▶ [Task statement]:
From the data, return each line holding the word "JSON".

▶ [Source data]:
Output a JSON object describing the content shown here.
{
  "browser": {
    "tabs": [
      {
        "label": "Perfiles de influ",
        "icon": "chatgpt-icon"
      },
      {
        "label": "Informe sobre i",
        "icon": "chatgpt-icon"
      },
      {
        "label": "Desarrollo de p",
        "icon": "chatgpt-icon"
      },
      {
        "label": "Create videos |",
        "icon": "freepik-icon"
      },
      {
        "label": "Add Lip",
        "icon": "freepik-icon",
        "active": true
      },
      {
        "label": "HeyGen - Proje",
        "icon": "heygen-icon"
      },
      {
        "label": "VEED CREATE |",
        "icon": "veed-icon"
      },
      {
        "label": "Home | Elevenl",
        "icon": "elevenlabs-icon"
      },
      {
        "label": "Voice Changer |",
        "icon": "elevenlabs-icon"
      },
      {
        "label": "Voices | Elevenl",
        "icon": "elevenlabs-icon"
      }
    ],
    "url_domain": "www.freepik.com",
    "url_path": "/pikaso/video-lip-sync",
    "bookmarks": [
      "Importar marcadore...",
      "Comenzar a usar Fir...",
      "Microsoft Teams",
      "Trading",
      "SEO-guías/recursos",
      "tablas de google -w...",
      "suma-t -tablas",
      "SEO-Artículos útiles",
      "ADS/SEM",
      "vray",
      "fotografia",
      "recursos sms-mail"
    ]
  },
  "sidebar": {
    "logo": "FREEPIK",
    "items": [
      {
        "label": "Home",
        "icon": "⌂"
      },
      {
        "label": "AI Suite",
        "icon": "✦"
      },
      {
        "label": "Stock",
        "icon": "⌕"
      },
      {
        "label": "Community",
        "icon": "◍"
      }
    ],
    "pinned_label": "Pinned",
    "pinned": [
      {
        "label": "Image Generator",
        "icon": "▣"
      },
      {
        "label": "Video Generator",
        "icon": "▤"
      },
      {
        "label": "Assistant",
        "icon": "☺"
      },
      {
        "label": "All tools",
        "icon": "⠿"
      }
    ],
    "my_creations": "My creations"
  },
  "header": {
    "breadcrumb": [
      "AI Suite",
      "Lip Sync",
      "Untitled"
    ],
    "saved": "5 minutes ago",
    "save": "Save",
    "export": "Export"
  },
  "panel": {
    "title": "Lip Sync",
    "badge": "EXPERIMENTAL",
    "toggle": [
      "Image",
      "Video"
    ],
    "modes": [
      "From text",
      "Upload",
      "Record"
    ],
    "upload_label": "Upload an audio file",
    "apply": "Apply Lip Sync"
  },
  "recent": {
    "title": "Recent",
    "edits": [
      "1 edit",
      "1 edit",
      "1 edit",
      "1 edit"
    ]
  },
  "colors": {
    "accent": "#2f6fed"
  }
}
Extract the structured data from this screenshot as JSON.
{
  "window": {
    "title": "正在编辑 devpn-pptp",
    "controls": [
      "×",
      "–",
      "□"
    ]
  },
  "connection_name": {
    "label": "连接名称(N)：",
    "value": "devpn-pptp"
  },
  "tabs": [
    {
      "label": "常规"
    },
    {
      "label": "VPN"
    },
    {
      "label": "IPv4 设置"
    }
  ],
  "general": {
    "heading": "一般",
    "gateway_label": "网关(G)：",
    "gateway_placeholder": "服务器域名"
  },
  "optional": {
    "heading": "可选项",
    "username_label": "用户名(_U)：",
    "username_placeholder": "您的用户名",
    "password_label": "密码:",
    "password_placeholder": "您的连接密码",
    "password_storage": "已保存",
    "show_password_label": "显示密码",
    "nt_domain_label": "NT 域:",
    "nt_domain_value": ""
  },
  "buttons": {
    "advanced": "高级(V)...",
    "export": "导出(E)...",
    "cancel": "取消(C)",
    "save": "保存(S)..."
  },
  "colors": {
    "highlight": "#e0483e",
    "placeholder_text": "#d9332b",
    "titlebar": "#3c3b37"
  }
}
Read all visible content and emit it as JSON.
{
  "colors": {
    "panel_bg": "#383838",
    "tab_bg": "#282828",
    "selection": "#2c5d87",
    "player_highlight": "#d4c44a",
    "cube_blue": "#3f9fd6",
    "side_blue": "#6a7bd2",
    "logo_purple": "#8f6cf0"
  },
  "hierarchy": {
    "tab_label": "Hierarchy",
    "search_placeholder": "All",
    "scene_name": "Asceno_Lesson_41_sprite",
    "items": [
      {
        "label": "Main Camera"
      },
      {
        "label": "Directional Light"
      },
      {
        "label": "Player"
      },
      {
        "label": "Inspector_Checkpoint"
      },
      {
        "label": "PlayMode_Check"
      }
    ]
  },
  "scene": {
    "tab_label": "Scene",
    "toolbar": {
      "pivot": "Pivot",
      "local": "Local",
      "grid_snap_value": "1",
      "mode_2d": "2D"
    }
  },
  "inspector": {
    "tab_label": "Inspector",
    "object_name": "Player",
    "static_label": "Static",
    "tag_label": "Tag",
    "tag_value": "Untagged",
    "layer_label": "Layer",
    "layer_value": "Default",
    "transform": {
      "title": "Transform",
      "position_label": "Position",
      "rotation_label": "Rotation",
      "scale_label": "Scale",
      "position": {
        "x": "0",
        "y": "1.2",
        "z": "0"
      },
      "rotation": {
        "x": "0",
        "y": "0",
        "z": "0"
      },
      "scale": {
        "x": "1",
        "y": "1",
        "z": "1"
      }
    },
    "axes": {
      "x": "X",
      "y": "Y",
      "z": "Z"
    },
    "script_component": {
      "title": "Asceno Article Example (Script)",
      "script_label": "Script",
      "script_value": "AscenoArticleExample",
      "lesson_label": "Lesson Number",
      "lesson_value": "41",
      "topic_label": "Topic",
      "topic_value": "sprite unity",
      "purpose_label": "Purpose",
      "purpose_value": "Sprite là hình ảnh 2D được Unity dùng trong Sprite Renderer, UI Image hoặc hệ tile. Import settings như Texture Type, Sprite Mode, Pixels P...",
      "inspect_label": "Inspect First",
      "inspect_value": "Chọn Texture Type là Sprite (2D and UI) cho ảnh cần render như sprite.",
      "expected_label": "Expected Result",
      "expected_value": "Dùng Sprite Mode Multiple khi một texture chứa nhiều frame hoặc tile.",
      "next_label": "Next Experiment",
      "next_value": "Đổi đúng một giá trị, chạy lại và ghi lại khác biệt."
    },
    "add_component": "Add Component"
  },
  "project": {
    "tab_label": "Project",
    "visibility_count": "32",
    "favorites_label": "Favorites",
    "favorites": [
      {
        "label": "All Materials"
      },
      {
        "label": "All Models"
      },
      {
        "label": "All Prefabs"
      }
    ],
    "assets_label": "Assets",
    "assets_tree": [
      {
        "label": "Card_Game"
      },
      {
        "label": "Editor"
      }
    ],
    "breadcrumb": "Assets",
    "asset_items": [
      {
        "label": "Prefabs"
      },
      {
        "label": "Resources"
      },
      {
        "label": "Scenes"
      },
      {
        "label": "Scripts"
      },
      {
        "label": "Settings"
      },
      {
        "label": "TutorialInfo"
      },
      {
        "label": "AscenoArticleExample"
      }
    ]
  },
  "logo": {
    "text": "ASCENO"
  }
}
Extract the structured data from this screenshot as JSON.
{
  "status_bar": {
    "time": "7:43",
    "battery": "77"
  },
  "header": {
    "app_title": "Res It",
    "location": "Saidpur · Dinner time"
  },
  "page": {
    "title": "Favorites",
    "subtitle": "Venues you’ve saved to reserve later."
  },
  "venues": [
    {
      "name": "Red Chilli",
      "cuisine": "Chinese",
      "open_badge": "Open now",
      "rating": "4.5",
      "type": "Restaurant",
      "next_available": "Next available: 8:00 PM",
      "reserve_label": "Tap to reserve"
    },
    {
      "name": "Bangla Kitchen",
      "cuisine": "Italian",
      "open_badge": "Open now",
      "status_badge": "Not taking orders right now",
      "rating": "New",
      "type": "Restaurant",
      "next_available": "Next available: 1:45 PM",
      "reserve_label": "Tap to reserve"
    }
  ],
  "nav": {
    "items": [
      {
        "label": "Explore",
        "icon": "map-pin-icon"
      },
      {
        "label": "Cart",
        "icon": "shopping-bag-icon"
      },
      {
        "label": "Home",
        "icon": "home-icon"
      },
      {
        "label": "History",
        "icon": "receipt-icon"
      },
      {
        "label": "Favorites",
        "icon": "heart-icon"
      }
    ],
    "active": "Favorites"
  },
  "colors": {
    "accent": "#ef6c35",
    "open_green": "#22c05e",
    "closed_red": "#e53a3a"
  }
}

▶ [Written answer]:
Output a JSON object describing the content shown here.
Extract the structured data from this screenshot as JSON.
Read all visible content and emit it as JSON.
Extract the structured data from this screenshot as JSON.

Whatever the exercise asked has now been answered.